• Data provided:
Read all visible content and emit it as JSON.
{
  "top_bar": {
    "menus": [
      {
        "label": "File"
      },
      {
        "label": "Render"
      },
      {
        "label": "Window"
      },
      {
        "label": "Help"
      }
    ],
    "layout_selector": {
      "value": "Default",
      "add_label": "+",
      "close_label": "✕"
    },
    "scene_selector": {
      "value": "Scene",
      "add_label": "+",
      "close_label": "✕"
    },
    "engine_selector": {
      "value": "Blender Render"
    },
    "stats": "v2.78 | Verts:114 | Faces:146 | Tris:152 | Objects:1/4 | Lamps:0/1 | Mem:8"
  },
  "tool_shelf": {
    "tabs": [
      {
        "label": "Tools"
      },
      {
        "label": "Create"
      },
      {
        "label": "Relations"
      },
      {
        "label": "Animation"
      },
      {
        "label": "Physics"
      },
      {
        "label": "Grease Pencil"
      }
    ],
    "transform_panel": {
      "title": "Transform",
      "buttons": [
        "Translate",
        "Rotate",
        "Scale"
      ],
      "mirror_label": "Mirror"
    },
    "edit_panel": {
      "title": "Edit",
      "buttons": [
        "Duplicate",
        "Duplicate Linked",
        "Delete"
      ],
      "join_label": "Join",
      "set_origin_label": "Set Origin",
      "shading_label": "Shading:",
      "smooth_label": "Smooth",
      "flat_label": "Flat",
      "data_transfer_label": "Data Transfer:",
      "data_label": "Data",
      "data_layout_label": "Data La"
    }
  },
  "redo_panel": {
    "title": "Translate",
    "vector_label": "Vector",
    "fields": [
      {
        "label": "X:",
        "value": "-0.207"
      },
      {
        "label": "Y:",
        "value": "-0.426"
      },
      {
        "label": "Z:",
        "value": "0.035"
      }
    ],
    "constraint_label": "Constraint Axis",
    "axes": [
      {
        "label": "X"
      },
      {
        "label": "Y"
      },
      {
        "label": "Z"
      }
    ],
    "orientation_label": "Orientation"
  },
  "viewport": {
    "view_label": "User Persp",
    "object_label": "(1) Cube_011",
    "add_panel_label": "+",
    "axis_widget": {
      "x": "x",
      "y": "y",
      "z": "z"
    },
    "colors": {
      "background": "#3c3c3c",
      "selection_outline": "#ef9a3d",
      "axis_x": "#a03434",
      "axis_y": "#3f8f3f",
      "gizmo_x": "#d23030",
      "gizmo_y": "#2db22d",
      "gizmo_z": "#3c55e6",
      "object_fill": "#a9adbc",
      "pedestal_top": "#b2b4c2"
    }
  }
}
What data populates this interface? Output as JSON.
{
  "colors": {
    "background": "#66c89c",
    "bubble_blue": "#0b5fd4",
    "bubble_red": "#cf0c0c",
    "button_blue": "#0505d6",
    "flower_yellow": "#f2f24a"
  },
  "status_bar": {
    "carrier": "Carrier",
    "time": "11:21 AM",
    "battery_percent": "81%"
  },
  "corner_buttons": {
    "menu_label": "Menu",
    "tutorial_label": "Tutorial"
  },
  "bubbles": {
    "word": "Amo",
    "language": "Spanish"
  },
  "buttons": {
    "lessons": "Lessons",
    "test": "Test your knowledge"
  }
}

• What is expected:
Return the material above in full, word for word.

• Task response:
Read all visible content and emit it as JSON.
{
  "top_bar": {
    "menus": [
      {
        "label": "File"
      },
      {
        "label": "Render"
      },
      {
        "label": "Window"
      },
      {
        "label": "Help"
      }
    ],
    "layout_selector": {
      "value": "Default",
      "add_label": "+",
      "close_label": "✕"
    },
    "scene_selector": {
      "value": "Scene",
      "add_label": "+",
      "close_label": "✕"
    },
    "engine_selector": {
      "value": "Blender Render"
    },
    "stats": "v2.78 | Verts:114 | Faces:146 | Tris:152 | Objects:1/4 | Lamps:0/1 | Mem:8"
  },
  "tool_shelf": {
    "tabs": [
      {
        "label": "Tools"
      },
      {
        "label": "Create"
      },
      {
        "label": "Relations"
      },
      {
        "label": "Animation"
      },
      {
        "label": "Physics"
      },
      {
        "label": "Grease Pencil"
      }
    ],
    "transform_panel": {
      "title": "Transform",
      "buttons": [
        "Translate",
        "Rotate",
        "Scale"
      ],
      "mirror_label": "Mirror"
    },
    "edit_panel": {
      "title": "Edit",
      "buttons": [
        "Duplicate",
        "Duplicate Linked",
        "Delete"
      ],
      "join_label": "Join",
      "set_origin_label": "Set Origin",
      "shading_label": "Shading:",
      "smooth_label": "Smooth",
      "flat_label": "Flat",
      "data_transfer_label": "Data Transfer:",
      "data_label": "Data",
      "data_layout_label": "Data La"
    }
  },
  "redo_panel": {
    "title": "Translate",
    "vector_label": "Vector",
    "fields": [
      {
        "label": "X:",
        "value": "-0.207"
      },
      {
        "label": "Y:",
        "value": "-0.426"
      },
      {
        "label": "Z:",
        "value": "0.035"
      }
    ],
    "constraint_label": "Constraint Axis",
    "axes": [
      {
        "label": "X"
      },
      {
        "label": "Y"
      },
      {
        "label": "Z"
      }
    ],
    "orientation_label": "Orientation"
  },
  "viewport": {
    "view_label": "User Persp",
    "object_label": "(1) Cube_011",
    "add_panel_label": "+",
    "axis_widget": {
      "x": "x",
      "y": "y",
      "z": "z"
    },
    "colors": {
      "background": "#3c3c3c",
      "selection_outline": "#ef9a3d",
      "axis_x": "#a03434",
      "axis_y": "#3f8f3f",
      "gizmo_x": "#d23030",
      "gizmo_y": "#2db22d",
      "gizmo_z": "#3c55e6",
      "object_fill": "#a9adbc",
      "pedestal_top": "#b2b4c2"
    }
  }
}
What data populates this interface? Output as JSON.
{
  "colors": {
    "background": "#66c89c",
    "bubble_blue": "#0b5fd4",
    "bubble_red": "#cf0c0c",
    "button_blue": "#0505d6",
    "flower_yellow": "#f2f24a"
  },
  "status_bar": {
    "carrier": "Carrier",
    "time": "11:21 AM",
    "battery_percent": "81%"
  },
  "corner_buttons": {
    "menu_label": "Menu",
    "tutorial_label": "Tutorial"
  },
  "bubbles": {
    "word": "Amo",
    "language": "Spanish"
  },
  "buttons": {
    "lessons": "Lessons",
    "test": "Test your knowledge"
  }
}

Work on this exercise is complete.